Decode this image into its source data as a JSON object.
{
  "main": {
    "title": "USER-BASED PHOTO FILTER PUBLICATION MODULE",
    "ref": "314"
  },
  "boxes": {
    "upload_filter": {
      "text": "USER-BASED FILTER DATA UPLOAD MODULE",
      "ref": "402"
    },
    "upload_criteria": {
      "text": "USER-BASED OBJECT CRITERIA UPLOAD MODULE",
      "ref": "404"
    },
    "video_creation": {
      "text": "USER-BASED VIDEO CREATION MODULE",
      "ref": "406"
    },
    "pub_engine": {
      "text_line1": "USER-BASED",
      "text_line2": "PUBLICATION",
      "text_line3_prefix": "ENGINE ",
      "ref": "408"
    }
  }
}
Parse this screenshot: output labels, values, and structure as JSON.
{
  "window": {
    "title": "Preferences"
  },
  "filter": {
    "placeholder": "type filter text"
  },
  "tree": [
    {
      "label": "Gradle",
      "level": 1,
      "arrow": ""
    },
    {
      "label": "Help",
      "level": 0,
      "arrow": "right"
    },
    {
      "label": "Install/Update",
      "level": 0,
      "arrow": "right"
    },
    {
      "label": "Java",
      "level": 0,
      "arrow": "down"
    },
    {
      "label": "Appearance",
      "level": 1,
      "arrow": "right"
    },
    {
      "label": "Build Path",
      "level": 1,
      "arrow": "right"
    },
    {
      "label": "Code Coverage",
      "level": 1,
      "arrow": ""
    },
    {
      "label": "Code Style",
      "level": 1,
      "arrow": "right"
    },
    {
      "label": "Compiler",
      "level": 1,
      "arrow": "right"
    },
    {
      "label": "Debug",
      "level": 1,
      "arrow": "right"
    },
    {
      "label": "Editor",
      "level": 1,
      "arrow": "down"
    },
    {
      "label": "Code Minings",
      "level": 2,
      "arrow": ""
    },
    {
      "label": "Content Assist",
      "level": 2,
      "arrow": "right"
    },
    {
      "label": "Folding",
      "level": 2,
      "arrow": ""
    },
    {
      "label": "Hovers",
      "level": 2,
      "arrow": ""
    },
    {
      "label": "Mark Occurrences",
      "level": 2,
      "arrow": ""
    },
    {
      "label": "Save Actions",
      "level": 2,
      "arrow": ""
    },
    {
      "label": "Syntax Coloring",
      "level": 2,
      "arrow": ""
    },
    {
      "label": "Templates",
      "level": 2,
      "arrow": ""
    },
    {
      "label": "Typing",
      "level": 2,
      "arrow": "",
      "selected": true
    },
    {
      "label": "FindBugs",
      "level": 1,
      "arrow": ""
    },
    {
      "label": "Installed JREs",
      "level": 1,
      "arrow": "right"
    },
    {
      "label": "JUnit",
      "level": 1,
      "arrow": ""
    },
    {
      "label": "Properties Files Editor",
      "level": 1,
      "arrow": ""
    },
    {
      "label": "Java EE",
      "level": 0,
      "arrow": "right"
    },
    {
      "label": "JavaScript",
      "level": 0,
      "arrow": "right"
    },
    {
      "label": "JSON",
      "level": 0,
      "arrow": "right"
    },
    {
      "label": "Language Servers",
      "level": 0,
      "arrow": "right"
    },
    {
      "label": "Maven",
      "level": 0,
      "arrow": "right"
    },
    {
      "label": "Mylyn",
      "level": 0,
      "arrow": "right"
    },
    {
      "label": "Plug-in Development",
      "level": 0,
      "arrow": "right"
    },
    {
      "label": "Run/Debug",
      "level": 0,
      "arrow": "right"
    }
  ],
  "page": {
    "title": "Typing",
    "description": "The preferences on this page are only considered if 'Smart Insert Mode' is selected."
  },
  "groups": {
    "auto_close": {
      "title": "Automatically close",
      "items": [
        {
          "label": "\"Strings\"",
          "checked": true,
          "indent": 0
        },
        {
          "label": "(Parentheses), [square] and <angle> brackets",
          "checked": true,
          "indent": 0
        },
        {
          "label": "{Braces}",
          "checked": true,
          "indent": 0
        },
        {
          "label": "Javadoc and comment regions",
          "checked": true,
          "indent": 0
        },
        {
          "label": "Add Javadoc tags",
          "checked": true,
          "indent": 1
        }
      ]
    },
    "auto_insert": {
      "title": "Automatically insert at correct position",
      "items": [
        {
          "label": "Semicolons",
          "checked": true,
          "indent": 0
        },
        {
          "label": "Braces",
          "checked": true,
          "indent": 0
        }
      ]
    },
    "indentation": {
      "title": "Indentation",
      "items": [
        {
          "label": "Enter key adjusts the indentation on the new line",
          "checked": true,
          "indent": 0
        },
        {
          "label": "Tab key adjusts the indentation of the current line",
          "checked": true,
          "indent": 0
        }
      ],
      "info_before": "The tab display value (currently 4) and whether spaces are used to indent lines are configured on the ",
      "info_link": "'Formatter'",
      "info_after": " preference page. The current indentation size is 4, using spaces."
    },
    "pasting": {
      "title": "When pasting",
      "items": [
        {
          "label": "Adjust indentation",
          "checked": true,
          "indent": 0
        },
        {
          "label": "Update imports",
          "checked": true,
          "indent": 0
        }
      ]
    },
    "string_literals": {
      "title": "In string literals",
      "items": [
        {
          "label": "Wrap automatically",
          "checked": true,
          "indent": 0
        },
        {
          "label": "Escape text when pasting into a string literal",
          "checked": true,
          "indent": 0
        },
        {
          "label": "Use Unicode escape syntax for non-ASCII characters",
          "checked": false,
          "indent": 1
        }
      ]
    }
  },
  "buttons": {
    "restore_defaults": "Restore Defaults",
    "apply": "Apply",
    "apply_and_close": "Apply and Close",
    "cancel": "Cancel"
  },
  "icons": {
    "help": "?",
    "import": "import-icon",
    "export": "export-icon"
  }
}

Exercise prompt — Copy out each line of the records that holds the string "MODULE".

Response —
    "title": "USER-BASED PHOTO FILTER PUBLICATION MODULE",
      "text": "USER-BASED FILTER DATA UPLOAD MODULE",
      "text": "USER-BASED OBJECT CRITERIA UPLOAD MODULE",
      "text": "USER-BASED VIDEO CREATION MODULE",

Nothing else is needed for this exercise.